Feiglin on Getting Arrested and Netanyahu's Resignation

Civil disobedience proponent Moshe Feiglin is recommending road blockings, mass descent to Gush Katif and mass acent to the Temple Mount - but says it is no longer necessary to get arrested.

Ezra HaLevi , | updated: 2:41 PM

Feiglin, speaking with Israel National Radio's Eli Stutz, from Gush Katif, where he moved a month ago, also had advice for anyone who was beginning to get depressed about the prospects of a victorious struggle against the Disengagement Plan. "If you are depressed about the situation, just come to Gush Katif," he said. "The faces and smiles of the people will cure you completely. The best people of our nation are here now - come join us. The spirit is unbelievable."

The two other activities Feiglin is urging all activists to engage in are making their way to the Temple Mount and blocking roads.

"Go to the Temple Mount," Feiglin said. "It is like Uri Tzvi Greenberg said - 'He who controls the mount controls the country.' "

With regard to blocking roads, Feiglin said a change in strategy is in order. "Don't get arrested!" he advised. "When we told people to get arrested, we thought there was a remnant of democracy left - that once someone was arrested he would be protected by the system's rules. We now see there are no rules, no laws and no democracy - they are beating youngsters within an inch of death."

The veteran road blocker recommends that instead of activists sitting in the road for hours, "They should block it until the police come and then run away and block another road."

Feiglin concedes that police violence has succeeded in deterring some who would otherwise be willing to be arrested, but asks that those who are considering engaging in protest activities look to the residents of Gush Katif for inspiration. "When you are going to such an action, you should take into account that police may injure you - one must decide if they are willing to sacrifice at that level," Feiglin said. "One should know that this is nothing compared to the residents of Gush Katif who have risked their lives under 5,000 rockets, and are now risking their belongings as Bassi and the Disengagement Authority threaten them with losing them if they do not leave willingly.
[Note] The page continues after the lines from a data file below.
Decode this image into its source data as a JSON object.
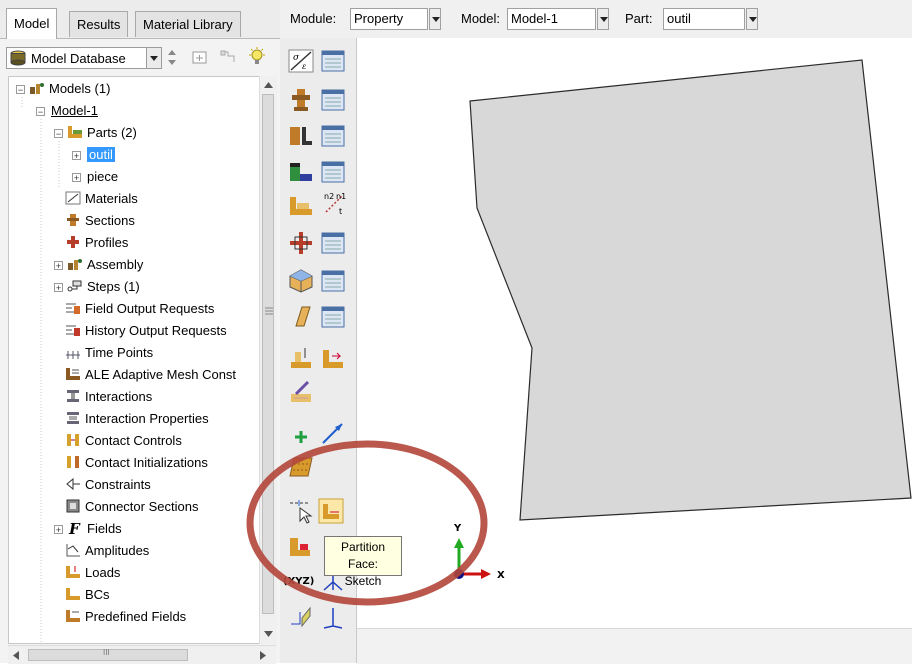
{
  "tabs": [
    {
      "label": "Model",
      "active": true
    },
    {
      "label": "Results",
      "active": false
    },
    {
      "label": "Material Library",
      "active": false
    }
  ],
  "model_database": {
    "label": "Model Database"
  },
  "tree": {
    "models": "Models (1)",
    "model1": "Model-1",
    "parts": "Parts (2)",
    "outil": "outil",
    "piece": "piece",
    "materials": "Materials",
    "sections": "Sections",
    "profiles": "Profiles",
    "assembly": "Assembly",
    "steps": "Steps (1)",
    "field_output": "Field Output Requests",
    "history_output": "History Output Requests",
    "time_points": "Time Points",
    "ale": "ALE Adaptive Mesh Const",
    "interactions": "Interactions",
    "interaction_props": "Interaction Properties",
    "contact_controls": "Contact Controls",
    "contact_init": "Contact Initializations",
    "constraints": "Constraints",
    "connector_sections": "Connector Sections",
    "fields": "Fields",
    "amplitudes": "Amplitudes",
    "loads": "Loads",
    "bcs": "BCs",
    "predefined": "Predefined Fields"
  },
  "topbar": {
    "module_label": "Module:",
    "module_value": "Property",
    "model_label": "Model:",
    "model_value": "Model-1",
    "part_label": "Part:",
    "part_value": "outil"
  },
  "tooltip": {
    "line1": "Partition Face:",
    "line2": "Sketch"
  },
  "triad": {
    "y": "Y",
    "x": "X"
  },
  "toolbox_text": {
    "xyz": "(XYZ)",
    "n1": "n1",
    "n2": "n2",
    "t": "t"
  },
  "scroll": {
    "h_mark": "III"
  },
  "colors": {
    "highlight_circle": "#b3463b",
    "part_fill": "#d8d8d8",
    "selection": "#3399ff"
  }
}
Whoever decides whether to go out and fight should compare his sacrifice with their sacrifice."

"This war is not over the existence of Gush Katif, or even about the entire Judea and Samaria - which is certainly on the line. Nor is it even about the entire existence of the Jewish State - because that is on the line as well," Feiglin said. "It is really a fight between those who think the Holy One, Blessed be He is the King of the world - and those who want to erase anything that belongs to this idea - to bring the world back to nothingness."

Feiglin believes that one of the good things that is already coming out of these difficult times is that the events have revealed who the "good guys" and "bad guys" are, in the world of the ambiguous campaign promises of Israeli politicians. "We have a very unique opportunity to see exactly who is good and bad with our own eyes during this period. Very soon, after we win this battle with the help of G-d, it will once again be hard to tell."

Feiglin advises citizens to write down on a piece of paper right now who supported the Disengagement and who is opposing it with the intention of preventing its implementation. "It is very important to remember the names of who went on the side of goodness and who went with evil during this time."

The Likud activist did not wish to give any examples, but when questioned by Stutz, proceeded to comment on Binyamin Netanyahu's recent resignation.

"I am very happy about that act," Feiglin said. "What it means is that the bad guys have to fight another little war. But to look to Netanyahu as the redeemer is laughable. We all know that if Netanyahu really wanted to stop disengagement, he could have done it a year ago - he is doing what he is doing now due to his own calculations, not his ideological convictions."

Asked if he still planned on challenging Netanyahu and Sharon for leadership of the Likud, Feiglin answered that nothing would cause him to pull out of the primaries. "The most important thing to remember, is that there is no real difference between Netanyahu and Sharon. If you are not coming in the name of G-d - if you are not coming from the faithful point of view - you will not be able to stand up to the challenges that reality brings before the Jews dwelling in the Land of Israel these days. It is not a personal thing, it's principle. Therefore, I am going to run against whoever runs - Sharon, Netanyahu, Landau - whoever it is. Not because I have something personal against them - with Sharon I do - and also Bibi's record is not so great by the way - but because it is not about who is running, but about what kind of platform he is running upon. I think I speak to people and they really understand this already - so the chances are good."